Good morning! Today is Tax Day, and also the 149th anniversary of Abraham Lincoln’s assassination. It’s an appropriately nasty day here in NYC…
- At Truthout, Dean Baker uses the occasion to lament the fact that some of the wealthiest Americans exploit a loophole that allows them to pay a tiny fraction of their incomes in taxes compared to the rest of us.
- TNR’s Jonathan Cohn argues that with the government starved of revenues, our taxes are too darn low.
- But Gallup notes that more Americans think the middle class is paying too much than at any time since 1999, and “a near-record number” think the poor are paying too little.
- Slate’s Jordan Weissmann reports that for most people with simple finances, paying taxes could be an easy, five-minute process if not for some heavy lobbying to keep it complicated by the makers of TurboTax.
Public service –> The Pulitzer Prize for public service was awarded to The Guardian and The Washington Post for their reporting on Edward Snowden’s revelations about NSA snooping.
Free speech? –> A federal appeals court ruled that requiring companies to disclose their use of “conflict minerals” extracted in war zones would violate their First Amendment rights. Lindsay Abrams reports for Salon.
Lawyered up –> A judge convened a grand jury to investigate whether Texas Gov. Rick Perry broke the law by “vetoing funding for public corruption prosecutors last year.” Perry has reportedly hired a high-profile criminal defense attorney.

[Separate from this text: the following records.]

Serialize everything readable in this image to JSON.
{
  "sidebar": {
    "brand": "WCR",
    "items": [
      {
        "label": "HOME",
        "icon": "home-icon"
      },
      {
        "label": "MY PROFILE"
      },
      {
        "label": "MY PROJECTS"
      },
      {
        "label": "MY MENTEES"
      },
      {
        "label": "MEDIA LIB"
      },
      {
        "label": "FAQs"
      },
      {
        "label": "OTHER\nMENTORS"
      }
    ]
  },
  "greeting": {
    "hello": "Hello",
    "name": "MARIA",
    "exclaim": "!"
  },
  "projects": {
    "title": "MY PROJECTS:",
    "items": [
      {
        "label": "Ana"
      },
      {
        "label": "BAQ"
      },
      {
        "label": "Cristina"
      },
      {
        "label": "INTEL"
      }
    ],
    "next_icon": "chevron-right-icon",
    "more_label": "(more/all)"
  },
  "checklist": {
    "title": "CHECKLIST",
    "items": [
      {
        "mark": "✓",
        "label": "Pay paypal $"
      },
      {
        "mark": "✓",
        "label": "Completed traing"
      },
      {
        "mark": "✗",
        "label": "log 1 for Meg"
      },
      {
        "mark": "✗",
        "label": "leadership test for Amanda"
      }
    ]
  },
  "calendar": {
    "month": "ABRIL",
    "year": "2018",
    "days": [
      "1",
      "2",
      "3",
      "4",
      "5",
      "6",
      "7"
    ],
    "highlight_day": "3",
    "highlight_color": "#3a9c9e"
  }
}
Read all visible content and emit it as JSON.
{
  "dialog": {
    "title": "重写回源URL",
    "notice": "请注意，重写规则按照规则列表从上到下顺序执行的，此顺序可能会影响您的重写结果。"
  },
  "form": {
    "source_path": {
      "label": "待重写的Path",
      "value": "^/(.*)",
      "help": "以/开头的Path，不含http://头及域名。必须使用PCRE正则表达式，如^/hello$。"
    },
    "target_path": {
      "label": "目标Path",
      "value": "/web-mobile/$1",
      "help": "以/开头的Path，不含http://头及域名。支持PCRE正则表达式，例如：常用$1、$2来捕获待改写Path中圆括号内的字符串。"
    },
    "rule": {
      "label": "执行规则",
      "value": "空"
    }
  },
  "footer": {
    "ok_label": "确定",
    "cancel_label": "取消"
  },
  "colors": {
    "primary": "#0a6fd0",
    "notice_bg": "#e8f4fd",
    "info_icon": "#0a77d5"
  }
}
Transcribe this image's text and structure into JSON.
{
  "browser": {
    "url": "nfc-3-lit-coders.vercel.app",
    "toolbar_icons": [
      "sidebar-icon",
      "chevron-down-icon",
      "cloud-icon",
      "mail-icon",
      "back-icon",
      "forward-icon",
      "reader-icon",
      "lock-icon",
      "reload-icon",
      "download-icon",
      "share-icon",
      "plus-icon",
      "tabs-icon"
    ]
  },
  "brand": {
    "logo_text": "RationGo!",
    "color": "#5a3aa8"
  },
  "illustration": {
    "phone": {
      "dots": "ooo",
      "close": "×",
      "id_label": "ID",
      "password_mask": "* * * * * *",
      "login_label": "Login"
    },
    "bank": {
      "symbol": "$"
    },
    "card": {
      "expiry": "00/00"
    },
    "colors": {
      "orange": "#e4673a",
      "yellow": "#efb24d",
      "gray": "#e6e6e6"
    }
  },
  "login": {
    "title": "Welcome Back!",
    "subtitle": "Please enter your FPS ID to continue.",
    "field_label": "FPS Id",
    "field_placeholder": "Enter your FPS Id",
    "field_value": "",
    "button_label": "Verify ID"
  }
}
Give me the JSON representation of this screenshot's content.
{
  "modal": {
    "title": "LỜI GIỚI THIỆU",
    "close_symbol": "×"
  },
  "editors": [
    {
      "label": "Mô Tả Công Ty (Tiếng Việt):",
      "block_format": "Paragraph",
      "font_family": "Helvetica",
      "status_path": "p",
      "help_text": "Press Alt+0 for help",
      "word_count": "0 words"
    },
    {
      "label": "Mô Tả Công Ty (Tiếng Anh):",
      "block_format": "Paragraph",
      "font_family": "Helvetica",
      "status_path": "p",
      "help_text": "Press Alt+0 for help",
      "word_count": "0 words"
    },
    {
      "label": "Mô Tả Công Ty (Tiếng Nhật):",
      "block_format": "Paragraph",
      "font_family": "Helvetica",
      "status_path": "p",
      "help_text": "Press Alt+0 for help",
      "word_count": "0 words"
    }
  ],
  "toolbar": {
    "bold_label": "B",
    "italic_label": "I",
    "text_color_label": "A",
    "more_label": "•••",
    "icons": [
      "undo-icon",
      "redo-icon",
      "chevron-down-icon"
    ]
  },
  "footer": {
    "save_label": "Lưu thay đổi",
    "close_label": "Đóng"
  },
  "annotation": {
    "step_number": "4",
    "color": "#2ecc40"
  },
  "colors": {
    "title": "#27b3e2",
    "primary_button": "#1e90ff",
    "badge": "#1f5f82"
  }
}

AP, via Dallas Morning News.
Keep it in the ground –> Grist’s Samantha Larson looks at four fossil fuel stockpiles that could “toast the world.”
Assault perpetrator or victim? –> At The Nation, Michelle Goldberg concludes that the case against an Occupy Wall Street protester who says she was brutalized in a confrontation with police but was later charged with assaulting an officer is a “grotesque act of prosecutorial overreach.”
A right, in theory –> Robin Marty writes in The Daily Beast about the “nearly 1,200-mile-wide desert of abortion providers stretching from the western border of Idaho to the eastern borders of North and South Dakota.”
Shoveling While Black –> Former Major League player and current ESPN commentator Doug Glanville on being racially profiled while shoveling snow in your own driveway.
Pay to Play –> Olivia Nuzzi profiles former Nirvana bassist Krist Novoselic, who has since become an activist fighting money in politics, for The Daily Beast.
Out of sight –> At The Guardian, Gary Blasi reports that Silicon Valley’s “1%” want to bar the homeless from sleeping in their cars, despite the fact that cities are coming up short with help.
Myth busting –> Matt Bruenig takes a hard look at the “single mother, child poverty myth” for Demos’ Policy Shop blog.
Some folks are catching a break –> AlterNet’s Alex Kane on six countries that are experimenting with ways to make life better for their working majorities.
That’s just weird –> At TPM, Sahil Kapur points to several conservative media figures who believe that an incident in which a woman threw a shoe at Hillary Clinton was staged to make her seem “presidential.” No, it doesn’t make much sense.